• Biological Control of Insect Pests
Latest Articles in "Biology" category:
• Wonderful World of Microorganisms and Their Role in Human Life.
• Molecular Biology Techniques
• Process of Reproduction in Bacteria
• Importance of Microorganisms in the Ecosystem
• Starting From the Basics: DNA Extraction
• Agrobacetium-Mediated Transformation Protocol
• Sucrose Regulating Photosynthesis
• Nitrogen Fixation: Genes Involved and the Infection Process
• Functional Genomics: A Tool in Genetic Engineering
• Plant Tissue Culture and Its Applications
• Harmful Effects of Mold and Their Prevention
• Gel Electrophoresis in Molecular Biology
• Extraction of Phytochemicals
• Applications of Thin Layer Chromatography
• Beneficial and Harmful Bacteria
• Calvin Cycle Regulation and Effect on Photosynthesis
• How a Baby Develops Inside Mother's Womb: From an Embryo to a Child
• Apoptosis (or cell suicide) : Process and Types
• Neurotransmitters and its types
Important Disclaimer: All articles on this website are for general information only and is not a professional or experts advice. We do not own any responsibility for correctness or authenticity of the information presented in this article, or any loss or injury resulting from it. We do not endorse these articles, we are neither affiliated with the authors of these articles nor responsible for their content. Please see our disclaimer section for complete terms.

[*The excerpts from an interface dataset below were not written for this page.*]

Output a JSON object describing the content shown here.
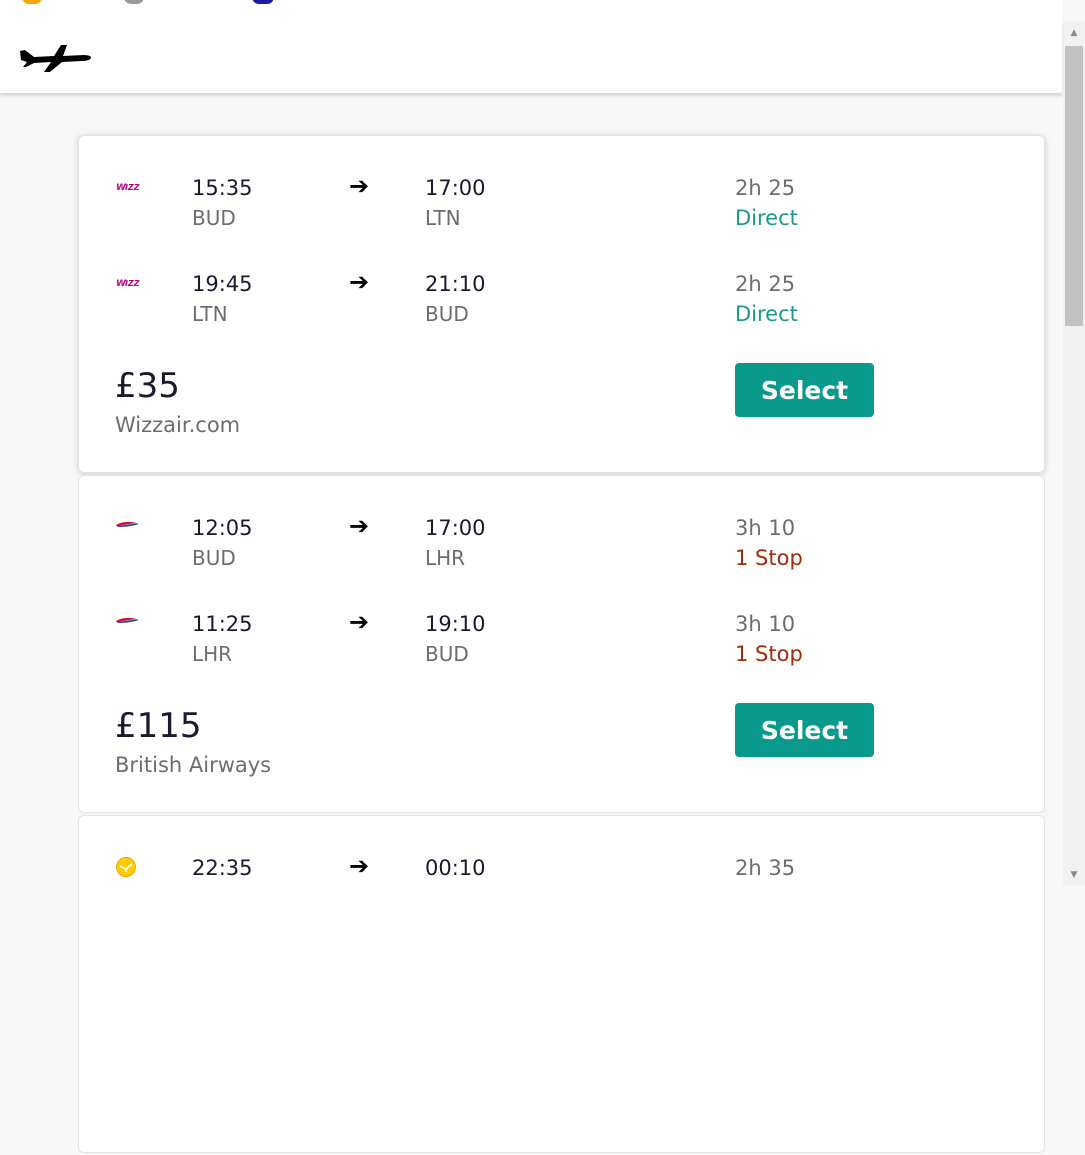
{
  "icons": {
    "logo": "airplane-icon",
    "arrow": "arrow-right-icon",
    "scroll_up": "triangle-up-icon",
    "scroll_down": "triangle-down-icon"
  },
  "colors": {
    "accent": "#0a9a8c",
    "direct": "#1a9a8a",
    "stop": "#a32a0a",
    "price_text": "#1a1a2e",
    "muted": "#6d6d6d"
  },
  "results": [
    {
      "airline_logo": "wizzair-logo-icon",
      "price": "£35",
      "vendor": "Wizzair.com",
      "select_label": "Select",
      "legs": [
        {
          "depart_time": "15:35",
          "depart_code": "BUD",
          "arrive_time": "17:00",
          "arrive_code": "LTN",
          "duration": "2h 25",
          "stops": "Direct",
          "stop_type": "direct"
        },
        {
          "depart_time": "19:45",
          "depart_code": "LTN",
          "arrive_time": "21:10",
          "arrive_code": "BUD",
          "duration": "2h 25",
          "stops": "Direct",
          "stop_type": "direct"
        }
      ]
    },
    {
      "airline_logo": "british-airways-logo-icon",
      "price": "£115",
      "vendor": "British Airways",
      "select_label": "Select",
      "legs": [
        {
          "depart_time": "12:05",
          "depart_code": "BUD",
          "arrive_time": "17:00",
          "arrive_code": "LHR",
          "duration": "3h 10",
          "stops": "1 Stop",
          "stop_type": "stop"
        },
        {
          "depart_time": "11:25",
          "depart_code": "LHR",
          "arrive_time": "19:10",
          "arrive_code": "BUD",
          "duration": "3h 10",
          "stops": "1 Stop",
          "stop_type": "stop"
        }
      ]
    },
    {
      "airline_logo": "lufthansa-logo-icon",
      "legs": [
        {
          "depart_time": "22:35",
          "arrive_time": "00:10",
          "duration": "2h 35"
        }
      ]
    }
  ]
}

Copyright © 2010 biotecharticles.com - Do not copy articles from this website.
ARTICLE CATEGORIES :
| Disclaimer/Privacy/TOS | Submission Guidelines | Contact Us